2.Tore Opsahl | January 29, 2013 at 11:51 amHi Bob!

I have not implemented a local version of Robin and Alexander’s (2004) coefficient. The global one is implemented in the reinforcement_tm-function. Without looking up the paper again, is a local coefficient implemented?

As mentioned on Clustering in Two-mode Networks (http://toreopsahl.com/tnet/two-mode-networks/clustering/), Robin and Alexander’s coefficient is similar to reinforcement of a one-mode tie between two primary nodes. Could you project a binary two-mode network and then study the link weights to answer your question?

Best,

Tore

3.Bob | January 29, 2013 at 12:16 pmPs I think they just have a global 4 cycle clustering coef in that paper

4.Tore Opsahl | January 29, 2013 at 1:24 pmHi Bob,

I am not sure how a local version of the measure can be implemented, but could the unit of analysis be the number of three paths where the focal node is either node 2 or 3 (in other words, in the middle). The numerator would be the number of these paths that are “closed” (part of a 4-cycle), and the denominator could be the total number of these paths. What do you think?

Tore

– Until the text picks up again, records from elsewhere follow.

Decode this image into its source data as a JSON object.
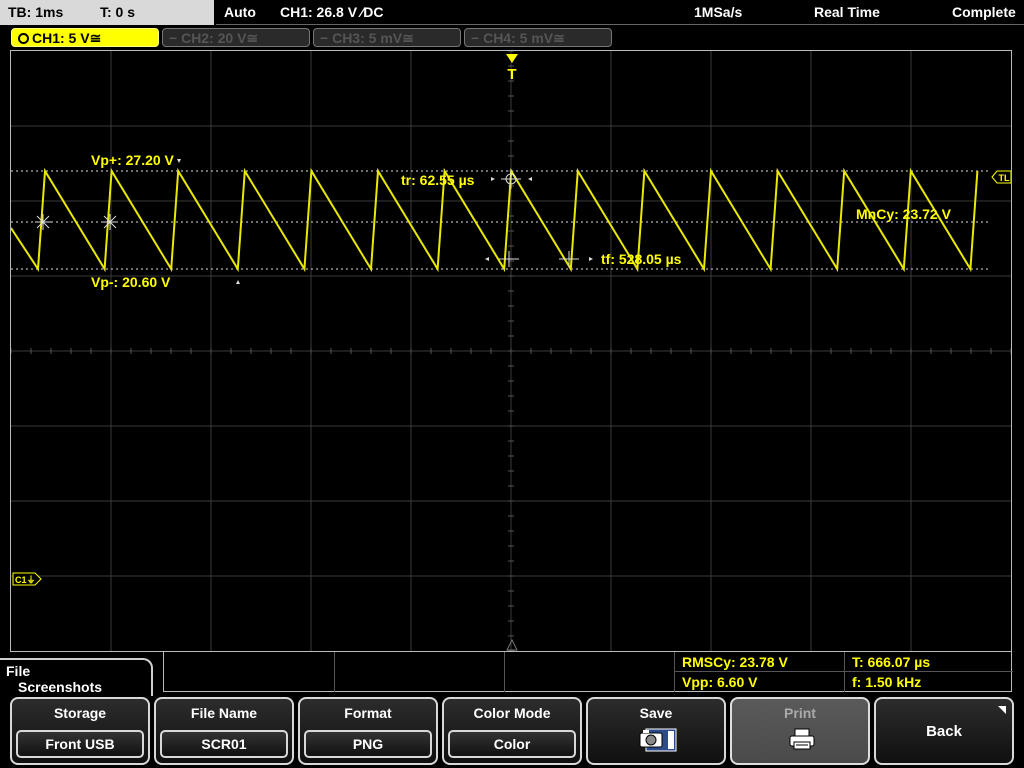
{
  "topbar": {
    "timebase": "TB: 1ms",
    "trigger_time": "T: 0 s",
    "trigger_mode": "Auto",
    "trigger_info": "CH1: 26.8 V ∕DC",
    "sample_rate": "1MSa/s",
    "acq_mode": "Real Time",
    "status": "Complete"
  },
  "channels": [
    {
      "label": "CH1: 5 V≅",
      "active": true
    },
    {
      "label": "CH2: 20 V≅",
      "active": false
    },
    {
      "label": "CH3: 5 mV≅",
      "active": false
    },
    {
      "label": "CH4: 5 mV≅",
      "active": false
    }
  ],
  "scope": {
    "trigger_marker": "T",
    "trigger_level_marker": "TL",
    "channel_marker": "C1⏚",
    "cursors": {
      "vp_plus": "Vp+: 27.20 V",
      "vp_minus": "Vp-: 20.60 V",
      "rise_time": "tr: 62.55 µs",
      "fall_time": "tf: 528.05 µs",
      "mean_cycle": "MnCy: 23.72 V"
    },
    "colors": {
      "trace": "#e8e800",
      "grid": "#3a3a3a",
      "text": "#ffff00"
    }
  },
  "measurements": {
    "rms_cycle": "RMSCy: 23.78 V",
    "vpp": "Vpp: 6.60 V",
    "period": "T: 666.07 µs",
    "frequency": "f: 1.50 kHz"
  },
  "menu": {
    "title_line1": "File",
    "title_line2": "Screenshots"
  },
  "softkeys": {
    "storage": {
      "label": "Storage",
      "value": "Front USB"
    },
    "file_name": {
      "label": "File Name",
      "value": "SCR01"
    },
    "format": {
      "label": "Format",
      "value": "PNG"
    },
    "color_mode": {
      "label": "Color Mode",
      "value": "Color"
    },
    "save": {
      "label": "Save",
      "icon": "camera-save-icon"
    },
    "print": {
      "label": "Print",
      "icon": "printer-icon"
    },
    "back": {
      "label": "Back"
    }
  }
}
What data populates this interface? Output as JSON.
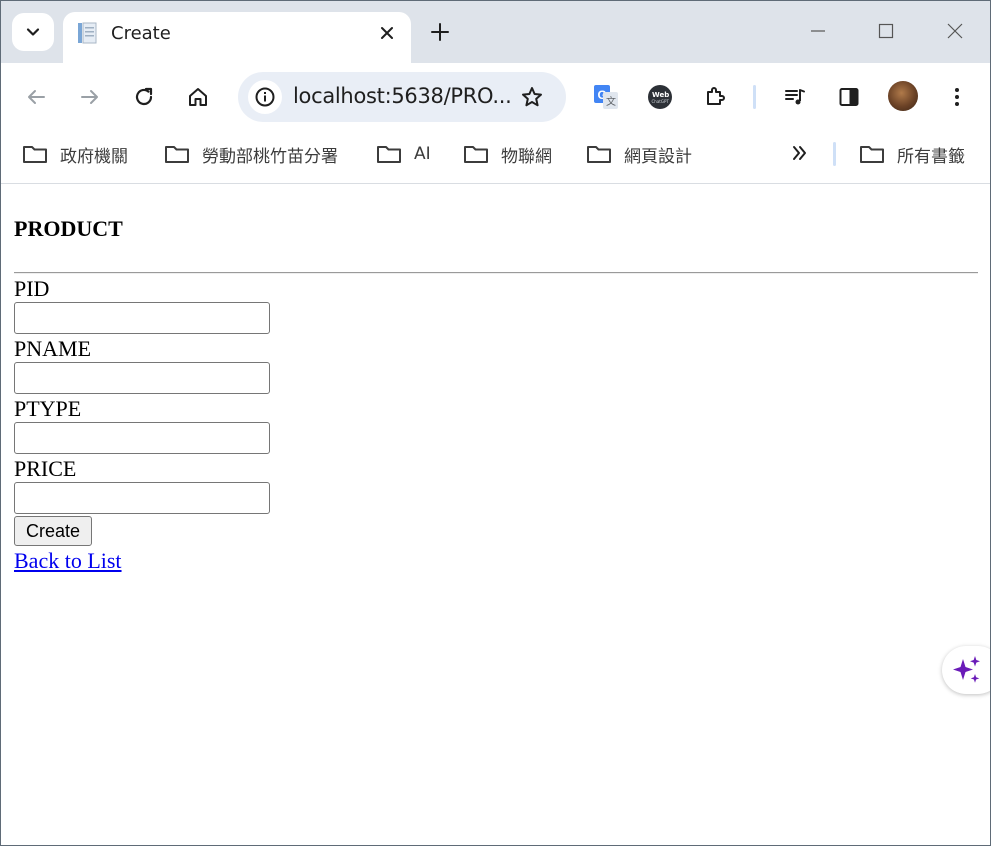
{
  "browser": {
    "tab_title": "Create",
    "url": "localhost:5638/PRO...",
    "icons": [
      "tab-search-chevron-icon",
      "tab-favicon-document-icon",
      "close-icon",
      "plus-icon",
      "minimize-icon",
      "maximize-icon",
      "window-close-icon",
      "back-arrow-icon",
      "forward-arrow-icon",
      "reload-icon",
      "home-icon",
      "site-info-icon",
      "bookmark-star-icon",
      "google-translate-icon",
      "webchatgpt-icon",
      "extensions-puzzle-icon",
      "media-queue-icon",
      "side-panel-icon",
      "profile-avatar",
      "more-menu-icon"
    ]
  },
  "bookmarks": {
    "items": [
      {
        "label": "政府機關"
      },
      {
        "label": "勞動部桃竹苗分署"
      },
      {
        "label": "AI"
      },
      {
        "label": "物聯網"
      },
      {
        "label": "網頁設計"
      }
    ],
    "all_bookmarks_label": "所有書籤"
  },
  "page": {
    "title": "PRODUCT",
    "fields": [
      {
        "label": "PID",
        "value": ""
      },
      {
        "label": "PNAME",
        "value": ""
      },
      {
        "label": "PTYPE",
        "value": ""
      },
      {
        "label": "PRICE",
        "value": ""
      }
    ],
    "submit_label": "Create",
    "back_link": "Back to List"
  },
  "colors": {
    "tabstrip": "#dee3ea",
    "omnibox": "#e9eef6",
    "link": "#0000ee",
    "sparkle": "#6a1bb8"
  }
}
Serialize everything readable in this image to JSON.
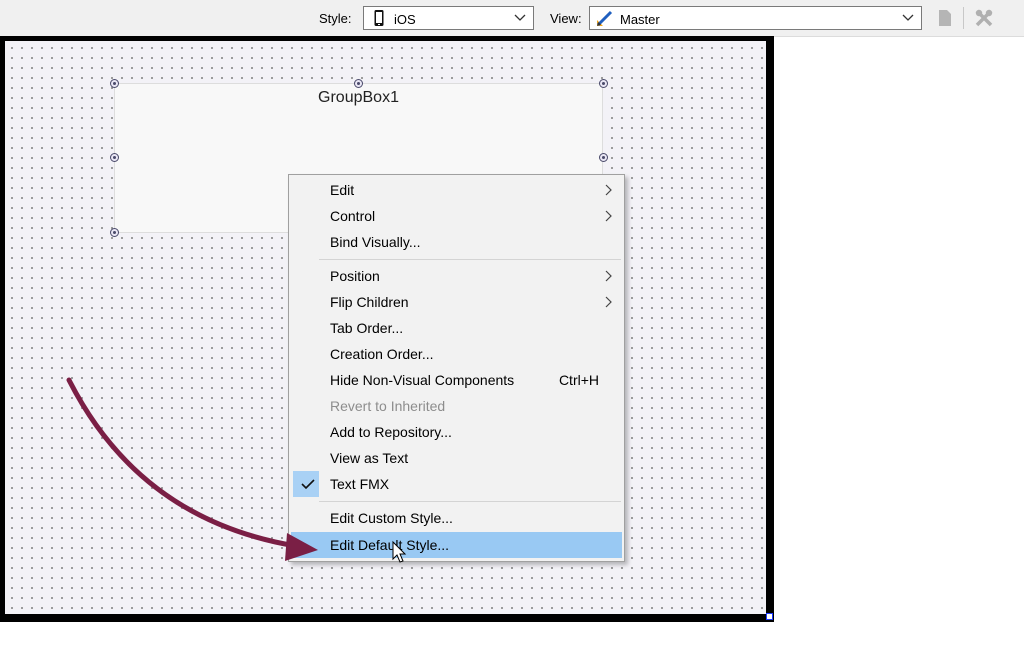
{
  "toolbar": {
    "style_label": "Style:",
    "style_value": "iOS",
    "view_label": "View:",
    "view_value": "Master",
    "icons": [
      "phone-icon",
      "pencil-ruler-icon",
      "document-icon",
      "tools-icon"
    ]
  },
  "groupbox": {
    "title": "GroupBox1"
  },
  "context_menu": {
    "items": [
      {
        "label": "Edit",
        "submenu": true
      },
      {
        "label": "Control",
        "submenu": true
      },
      {
        "label": "Bind Visually..."
      },
      {
        "label": "Position",
        "submenu": true
      },
      {
        "label": "Flip Children",
        "submenu": true
      },
      {
        "label": "Tab Order..."
      },
      {
        "label": "Creation Order..."
      },
      {
        "label": "Hide Non-Visual Components",
        "shortcut": "Ctrl+H"
      },
      {
        "label": "Revert to Inherited",
        "disabled": true
      },
      {
        "label": "Add to Repository..."
      },
      {
        "label": "View as Text"
      },
      {
        "label": "Text FMX",
        "checked": true
      },
      {
        "label": "Edit Custom Style..."
      },
      {
        "label": "Edit Default Style...",
        "highlighted": true
      }
    ]
  },
  "colors": {
    "highlight": "#99c9f3",
    "check_bg": "#a9d1f5",
    "arrow": "#7a1f45",
    "form_border": "#000000",
    "canvas": "#f3f2f7"
  }
}
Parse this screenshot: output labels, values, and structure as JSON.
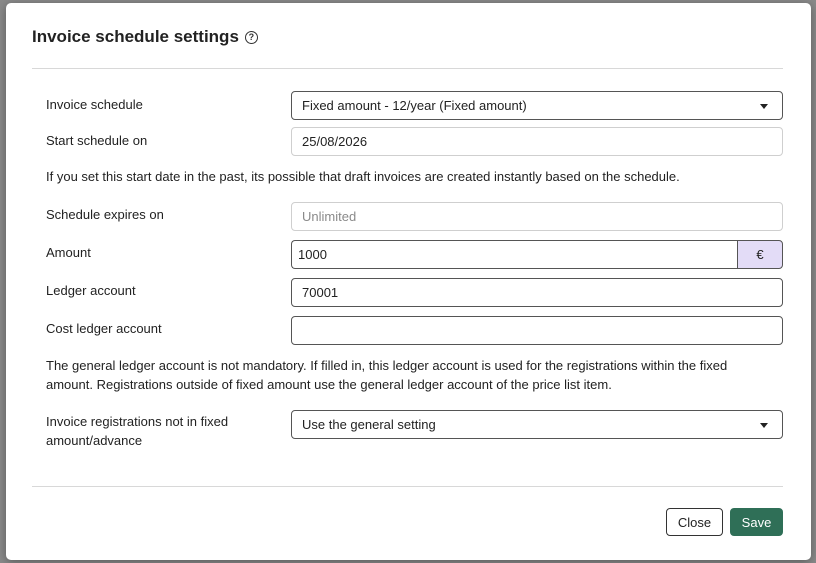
{
  "modal": {
    "title": "Invoice schedule settings",
    "help_glyph": "?"
  },
  "form": {
    "invoice_schedule": {
      "label": "Invoice schedule",
      "value": "Fixed amount - 12/year (Fixed amount)"
    },
    "start_schedule": {
      "label": "Start schedule on",
      "value": "25/08/2026"
    },
    "start_note": "If you set this start date in the past, its possible that draft invoices are created instantly based on the schedule.",
    "schedule_expires": {
      "label": "Schedule expires on",
      "placeholder": "Unlimited"
    },
    "amount": {
      "label": "Amount",
      "value": "1000",
      "currency": "€"
    },
    "ledger_account": {
      "label": "Ledger account",
      "value": "70001"
    },
    "cost_ledger_account": {
      "label": "Cost ledger account",
      "value": ""
    },
    "ledger_note_line1": "The general ledger account is not mandatory. If filled in, this ledger account is used for the registrations within the fixed",
    "ledger_note_line2": "amount. Registrations outside of fixed amount use the general ledger account of the price list item.",
    "registrations": {
      "label_line1": "Invoice registrations not in fixed",
      "label_line2": "amount/advance",
      "value": "Use the general setting"
    }
  },
  "footer": {
    "close_label": "Close",
    "save_label": "Save"
  },
  "colors": {
    "save_button": "#2f6f57",
    "currency_addon": "#e3dcf7"
  }
}
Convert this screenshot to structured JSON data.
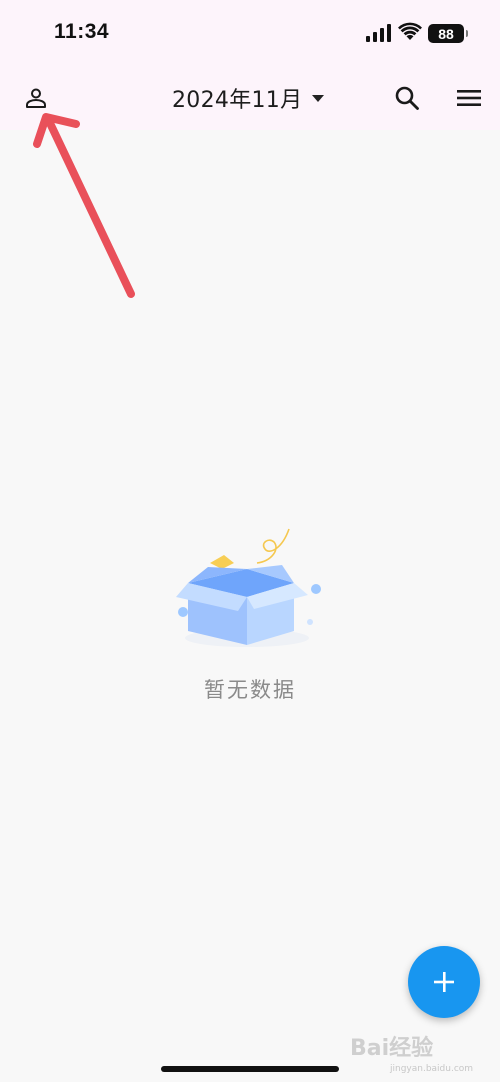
{
  "status_bar": {
    "time": "11:34",
    "battery": "88",
    "icons": [
      "cellular-signal-icon",
      "wifi-icon",
      "battery-icon"
    ]
  },
  "app_bar": {
    "month": "2024年11月",
    "icons": [
      "person-icon",
      "caret-down-icon",
      "search-icon",
      "menu-icon"
    ]
  },
  "empty_state": {
    "text": "暂无数据",
    "illustration": "empty-box"
  },
  "fab": {
    "icon": "plus-icon"
  },
  "watermark": {
    "text": "Bai经验",
    "sub": "jingyan.baidu.com"
  },
  "colors": {
    "bar_bg": "#fdf4fb",
    "page_bg": "#f8f8f8",
    "fab": "#1896f0",
    "annotation_arrow": "#e9505a"
  }
}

5.Bob | January 29, 2013 at 2:02 pmHi Tore, This is exactly the sort of implementation I had hoped existed, using open and closed 3 paths on nodes of the focal set with degree >2.